The R-rated “Logan,” Hugh Jackman’s final Wolverine blockbuster,
unequivocally pushes a romantic bounds of what a Hollywood
superhero film can be, so it shouldn’t be too startling that
a director, James Mangold, isn’t a outrageous fan of cookie-cutter
Still, his send-up of tentpole cinema on a
new episode of a podcast “The Business” is notable
since it skilfully distills a problem many see with big-budget
films these days, generally superhero ones.
“Tentpole cinema in general, they are not movies, generally —
they are magisterial exercises in two-hour trailers for another movie
they are going to sell we in dual years,” Mangold said. “There
are so many characters that any impression gets an arch of about
6 1/2 mins during best, and I’m not exaggerating.

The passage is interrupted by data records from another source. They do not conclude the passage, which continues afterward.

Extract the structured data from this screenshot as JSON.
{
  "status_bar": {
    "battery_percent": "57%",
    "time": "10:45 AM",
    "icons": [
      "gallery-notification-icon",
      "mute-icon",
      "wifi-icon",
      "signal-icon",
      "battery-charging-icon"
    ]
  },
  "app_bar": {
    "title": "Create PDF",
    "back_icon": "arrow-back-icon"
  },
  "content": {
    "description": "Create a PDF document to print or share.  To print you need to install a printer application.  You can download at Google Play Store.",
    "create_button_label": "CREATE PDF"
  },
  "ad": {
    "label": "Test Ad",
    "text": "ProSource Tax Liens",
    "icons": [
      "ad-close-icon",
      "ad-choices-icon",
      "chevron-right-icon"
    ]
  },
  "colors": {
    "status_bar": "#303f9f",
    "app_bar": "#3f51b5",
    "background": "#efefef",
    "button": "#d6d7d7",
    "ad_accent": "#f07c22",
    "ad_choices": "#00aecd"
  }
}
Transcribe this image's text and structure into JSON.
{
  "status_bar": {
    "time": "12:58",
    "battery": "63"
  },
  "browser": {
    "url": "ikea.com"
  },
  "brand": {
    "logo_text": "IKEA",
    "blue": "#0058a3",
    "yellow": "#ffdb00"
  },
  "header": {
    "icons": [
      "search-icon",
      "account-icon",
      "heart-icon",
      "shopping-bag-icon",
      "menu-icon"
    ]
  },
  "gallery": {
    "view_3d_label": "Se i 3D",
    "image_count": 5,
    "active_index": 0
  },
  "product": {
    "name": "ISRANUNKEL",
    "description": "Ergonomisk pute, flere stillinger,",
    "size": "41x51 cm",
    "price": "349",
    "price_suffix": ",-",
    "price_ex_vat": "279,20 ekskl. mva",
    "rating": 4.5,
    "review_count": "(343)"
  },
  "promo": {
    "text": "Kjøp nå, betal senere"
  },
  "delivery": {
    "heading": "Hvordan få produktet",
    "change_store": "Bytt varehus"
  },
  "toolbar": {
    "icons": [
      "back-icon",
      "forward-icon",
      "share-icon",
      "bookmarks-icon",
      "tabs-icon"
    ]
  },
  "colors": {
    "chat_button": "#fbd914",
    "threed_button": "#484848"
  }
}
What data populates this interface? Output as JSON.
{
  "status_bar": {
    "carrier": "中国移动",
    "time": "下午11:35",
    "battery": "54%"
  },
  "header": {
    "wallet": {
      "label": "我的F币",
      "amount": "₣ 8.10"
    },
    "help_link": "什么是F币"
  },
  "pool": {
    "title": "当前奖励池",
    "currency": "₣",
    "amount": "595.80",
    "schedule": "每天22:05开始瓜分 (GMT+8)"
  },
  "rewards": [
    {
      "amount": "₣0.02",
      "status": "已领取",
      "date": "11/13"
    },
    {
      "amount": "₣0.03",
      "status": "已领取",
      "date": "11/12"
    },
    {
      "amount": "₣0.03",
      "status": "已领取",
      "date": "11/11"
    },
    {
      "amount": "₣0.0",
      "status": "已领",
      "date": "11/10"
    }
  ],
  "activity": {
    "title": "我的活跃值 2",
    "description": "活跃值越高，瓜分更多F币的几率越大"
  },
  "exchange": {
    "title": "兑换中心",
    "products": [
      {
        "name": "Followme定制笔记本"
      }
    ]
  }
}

You take 120
minutes, we take 45 of it for action, what are we left with,
order it by 6 characters, we have a impression arc of Elmer
Fudd in a Warner Brothers cartoon. That regulation is dull for me.”
And Mangold isn’t only articulate about a studios perplexing to mimic
Marvel’s success with obtuse material. “If I’m going to insult
other movies, I’m going to do it with a large broom,” he said. “I’m
going to contend that this is endemic. I’d contend if you’re only going
to demeanour during Marvel’s grosses and somehow make their cinema giveaway of
this kind of criticism, that’s not fair.”
He did discuss “Guardians of a Galaxy” and a initial “Iron Man”
as examples of good filmmaking, though he pronounced a common world
of superhero cinema was repetitive.
Mangold is positively in a position to criticize.
“Logan” is conspicuous in balancing big-budget movement with a human
play that has some critics job it a best
superhero film ever. It took outrageous risks and ultimately
landed with audiences in a tangible way.